Dr. Palma: Generally, exercise training provides benefit to our heart. However, there is a dictum in almost everything in life. “Too much or too less of something is bad.” So it goes too with exercise. Too much exercise can also cause problems. The effect may be observed in 2 populations: 1. In young, seemingly healthy individuals or athletes, wherein, vigorous training may unmask a chronic problem, such as hypertrophic cardiomyopathy, or congenital problem such as anomalous origin of the coronary arteries, which may cause sudden cardiac death or arrhythmia. 2. In older adults, wherein vigorous exercise may precipitate acute myocardial infarction or sudden cardiac death due to atherosclerotic cardiovascular disease. So whether you are an ordinary individual or a world class athlete, without any heart symptom- (chest pain or shortness of breath), it is prudent to have your heart checked with a cardiologist periodically, and stick to a good physiologic exercise plan, and make sure not to overdo it.
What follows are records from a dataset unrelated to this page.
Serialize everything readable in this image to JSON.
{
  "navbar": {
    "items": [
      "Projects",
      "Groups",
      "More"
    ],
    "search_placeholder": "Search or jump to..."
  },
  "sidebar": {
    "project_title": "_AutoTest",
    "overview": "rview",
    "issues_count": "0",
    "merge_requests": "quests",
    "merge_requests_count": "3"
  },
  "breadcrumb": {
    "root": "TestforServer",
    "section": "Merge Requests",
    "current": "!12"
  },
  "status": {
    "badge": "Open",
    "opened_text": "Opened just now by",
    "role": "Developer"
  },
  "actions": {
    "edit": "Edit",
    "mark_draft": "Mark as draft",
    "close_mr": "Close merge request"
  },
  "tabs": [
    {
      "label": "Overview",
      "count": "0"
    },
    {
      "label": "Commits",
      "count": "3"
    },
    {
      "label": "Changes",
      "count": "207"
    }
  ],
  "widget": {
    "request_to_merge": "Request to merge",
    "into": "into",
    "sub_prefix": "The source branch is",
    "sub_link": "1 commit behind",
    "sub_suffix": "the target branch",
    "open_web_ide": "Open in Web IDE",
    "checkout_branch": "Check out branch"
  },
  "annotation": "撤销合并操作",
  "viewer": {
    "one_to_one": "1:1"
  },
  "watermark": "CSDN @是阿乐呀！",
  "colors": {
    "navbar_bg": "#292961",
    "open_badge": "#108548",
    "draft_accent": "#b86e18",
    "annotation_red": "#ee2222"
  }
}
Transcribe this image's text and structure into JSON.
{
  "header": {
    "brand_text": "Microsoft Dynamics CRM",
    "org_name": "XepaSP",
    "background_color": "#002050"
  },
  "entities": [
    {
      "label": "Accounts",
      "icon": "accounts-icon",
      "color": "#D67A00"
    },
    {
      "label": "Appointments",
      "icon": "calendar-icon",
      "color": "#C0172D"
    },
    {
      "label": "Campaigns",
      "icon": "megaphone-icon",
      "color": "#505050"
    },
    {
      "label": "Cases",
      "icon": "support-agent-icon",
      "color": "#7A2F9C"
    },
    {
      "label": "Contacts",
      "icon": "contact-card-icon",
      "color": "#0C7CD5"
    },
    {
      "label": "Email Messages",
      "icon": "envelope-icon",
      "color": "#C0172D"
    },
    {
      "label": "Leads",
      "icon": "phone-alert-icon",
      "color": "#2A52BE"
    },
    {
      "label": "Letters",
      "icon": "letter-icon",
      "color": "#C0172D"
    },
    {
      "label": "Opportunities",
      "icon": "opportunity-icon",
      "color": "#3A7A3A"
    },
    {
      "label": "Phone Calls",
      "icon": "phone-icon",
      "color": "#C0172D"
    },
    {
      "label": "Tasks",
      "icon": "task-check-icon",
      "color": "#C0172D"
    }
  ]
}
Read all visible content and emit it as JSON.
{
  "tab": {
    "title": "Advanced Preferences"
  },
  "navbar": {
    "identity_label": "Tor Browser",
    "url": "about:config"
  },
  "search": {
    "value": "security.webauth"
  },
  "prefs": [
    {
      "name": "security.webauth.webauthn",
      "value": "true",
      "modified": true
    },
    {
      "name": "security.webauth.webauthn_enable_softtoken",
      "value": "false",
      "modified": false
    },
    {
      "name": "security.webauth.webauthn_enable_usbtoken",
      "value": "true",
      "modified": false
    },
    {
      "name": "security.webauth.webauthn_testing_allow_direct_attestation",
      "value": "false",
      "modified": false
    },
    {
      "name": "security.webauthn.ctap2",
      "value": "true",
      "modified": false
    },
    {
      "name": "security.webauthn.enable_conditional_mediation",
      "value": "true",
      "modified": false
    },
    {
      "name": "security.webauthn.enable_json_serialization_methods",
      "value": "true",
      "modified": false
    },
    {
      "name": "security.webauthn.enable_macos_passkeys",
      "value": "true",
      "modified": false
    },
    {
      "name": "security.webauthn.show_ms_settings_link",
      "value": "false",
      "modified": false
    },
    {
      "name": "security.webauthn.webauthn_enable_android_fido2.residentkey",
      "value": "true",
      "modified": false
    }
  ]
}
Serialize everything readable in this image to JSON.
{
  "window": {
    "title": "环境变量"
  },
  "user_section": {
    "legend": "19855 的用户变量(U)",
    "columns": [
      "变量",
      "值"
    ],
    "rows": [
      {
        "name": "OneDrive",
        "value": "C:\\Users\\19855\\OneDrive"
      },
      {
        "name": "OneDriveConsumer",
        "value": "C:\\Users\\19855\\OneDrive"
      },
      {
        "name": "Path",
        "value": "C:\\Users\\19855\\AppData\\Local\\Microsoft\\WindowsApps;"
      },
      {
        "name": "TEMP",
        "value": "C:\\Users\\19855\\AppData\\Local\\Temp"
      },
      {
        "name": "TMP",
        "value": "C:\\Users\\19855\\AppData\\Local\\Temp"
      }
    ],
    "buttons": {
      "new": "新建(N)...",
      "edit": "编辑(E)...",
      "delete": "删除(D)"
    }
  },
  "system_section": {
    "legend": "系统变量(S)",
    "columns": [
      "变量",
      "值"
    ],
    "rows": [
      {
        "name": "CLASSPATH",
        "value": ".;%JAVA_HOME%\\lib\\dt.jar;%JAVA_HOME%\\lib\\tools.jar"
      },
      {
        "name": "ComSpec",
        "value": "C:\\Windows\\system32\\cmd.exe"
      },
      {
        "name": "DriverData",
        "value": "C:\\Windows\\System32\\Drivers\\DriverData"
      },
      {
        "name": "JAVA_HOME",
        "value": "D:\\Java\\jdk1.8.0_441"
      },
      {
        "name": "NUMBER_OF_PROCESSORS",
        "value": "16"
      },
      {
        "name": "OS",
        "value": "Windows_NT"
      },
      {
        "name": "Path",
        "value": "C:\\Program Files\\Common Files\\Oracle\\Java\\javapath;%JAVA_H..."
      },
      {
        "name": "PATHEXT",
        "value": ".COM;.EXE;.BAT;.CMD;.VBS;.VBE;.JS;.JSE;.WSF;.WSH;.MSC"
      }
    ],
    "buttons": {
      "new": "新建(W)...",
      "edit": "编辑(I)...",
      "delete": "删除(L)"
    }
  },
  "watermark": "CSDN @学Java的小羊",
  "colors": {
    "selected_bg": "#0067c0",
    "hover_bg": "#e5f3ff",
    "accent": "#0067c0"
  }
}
When In Manila Millie: I agree. We really have to maintain at least a simple workout routine. You mentioned, “52-100,” what’s the “00?”
3. Say NO to Sugary foods and sweetened beverages
0 – for 0 sugary foods and sweetened beverages.
Ideally, say no to sugar and sugary foods. Or at least, cut your regular sugar use to at least half or 75%.
2. NO SMOKING
0 – for 0 or No to smoking or second-hand smoking.
Support the advocacy to ban smoking. Smoking does not provide any benefit and does only harm to our heart and to our health in general. Even second-hand smoking deals damages to our health, similar to that of smokers. So folks, if you smoke, I hope you think of your loved ones around you, your children, or even the unborn child in a mother’s womb. They do not deserve to be exposed to a health hazard, and I know, you would not want them to suffer unnecessarily too!
1. Proper Mindset and Motivation
Dr. Palma: I think this is the most important. Have the proper mindset and motivation to maintain a healthy lifestyle. Make sure you set aside 1-2 hours of our daily life to slow down, exercise, breathe fresh air, be with your family, play with your kids, meditate, and enjoy life!
If you have the time and budget, try visiting the nearest park in your area.
Taken at Nuvali.
Well said, Doc!
Dr. Palma is currently the head of Cardiology department of Tagaytay Medical Center. He is a member of Philippine College of Physicians, Philippine Medical Association, and Philippine Heart Association. Dr. Palma specializes as an Internist, Cardiologist, and Vascular Medicine.
As we become a web-centric world, things are literally a click away. We don’t walk nor exert a little effort do something worthwhile anymore. Oftentimes, we take for granted the essential thing in our life: HEALTH. As what Doc said, “make it the number 1 and most important investment.”
Ultimately, when in doubt, always seek your doctor’s advice. Self-medication is the perennial problem in the Philippines due to expensive medical assistance.
At any rate, it is better to pay for something expensive than to lose the chances of being with your family and friends.
How about you – how do you keep your heart healthy? Share your tips in the comments!